IT organizations need to define how service availability translates into revenue. Availability has become a critical business metric that IT can use to improve service provision and drive increased revenue, particularly for ‘clicks-and-mortar’ e-commerce organizations where downtime equals lots of lost revenue. Although availability management isn’t the most glamorous corner of IT, from the user perspective it is a key influence on customer satisfaction and thus business success. If a service is not available, revenue will be lost, the brand will sustain damage and customers will look for other service providers. Your competitors are only a mouse-click away, so customer loyalty is lost far more easily than ever before.
Why availability is a problem
Many IT organizations are still device-oriented departments, fixated with system uptime as the key availability metric. These have a grand total of zero relevance to the business.

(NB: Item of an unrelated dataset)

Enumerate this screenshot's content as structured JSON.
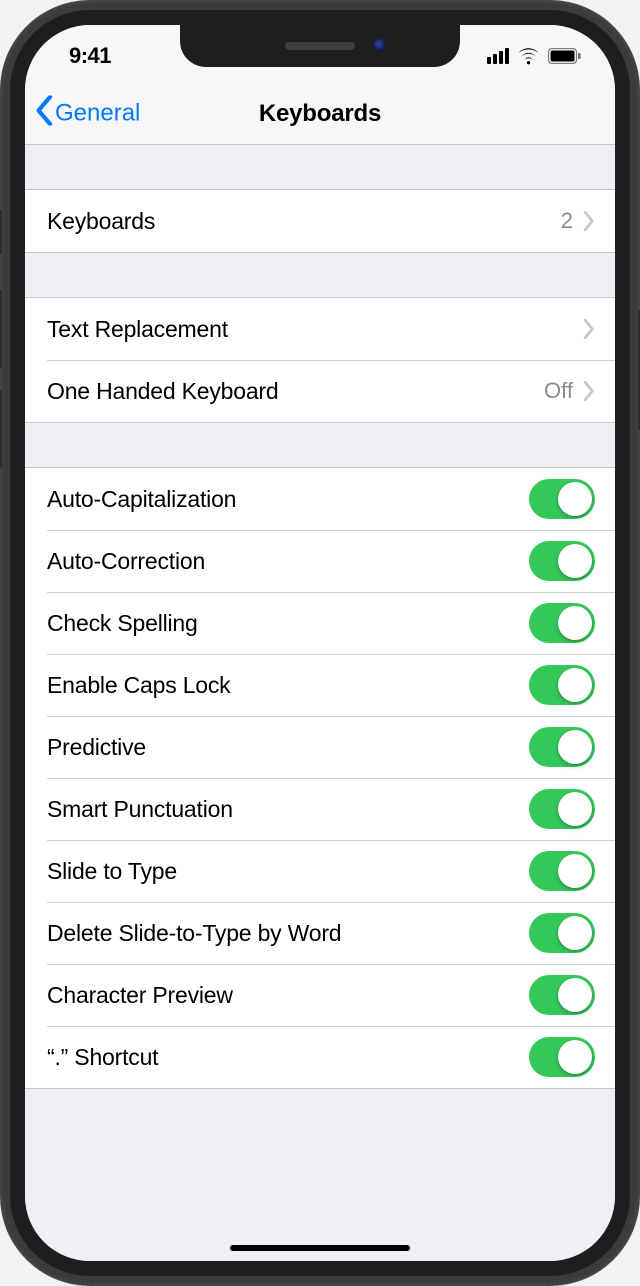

For IT, a ‘five nines’ availability metric (99.999% uptime) may be seen as quite an achievement (about 5 minutes downtime a year), but if that 5 minutes of downtime falls right in the middle of the busiest business period of the year, the direct impact (lost revenue) and indirect impact (brand damage and customer attrition) is likely to be job-threatening. IT managers who let this happen will have to answer tough questions on why IT wasn’t ready. IT managers need to understand that downtime is not random, nor does it have a uniform cost every time it strikes.
The Nines - Crap film, crap IT metric
Work from the top down
In the ITIL 3 process map, Availability Management quite rightly sits in the Service Design Processes group, indicating that it is a critical part of the process of designing a service. Designing high availability into a service is a good start, but there is always a threat of downtime during the operation of the service coming from external factors. Downtime is always caused by a change of some sort - either a haphazard change applied by the service provider which has impacted the service in an unforeseen manner, or a change in the pattern of service consumption that has resulted in an overload. Thus, the business needs to be aware of IT changes so they can veto badly timed changes, and IT needs to be made aware of marketing activity that will drive spikes in demand so that they can plan for capacity to meet demand.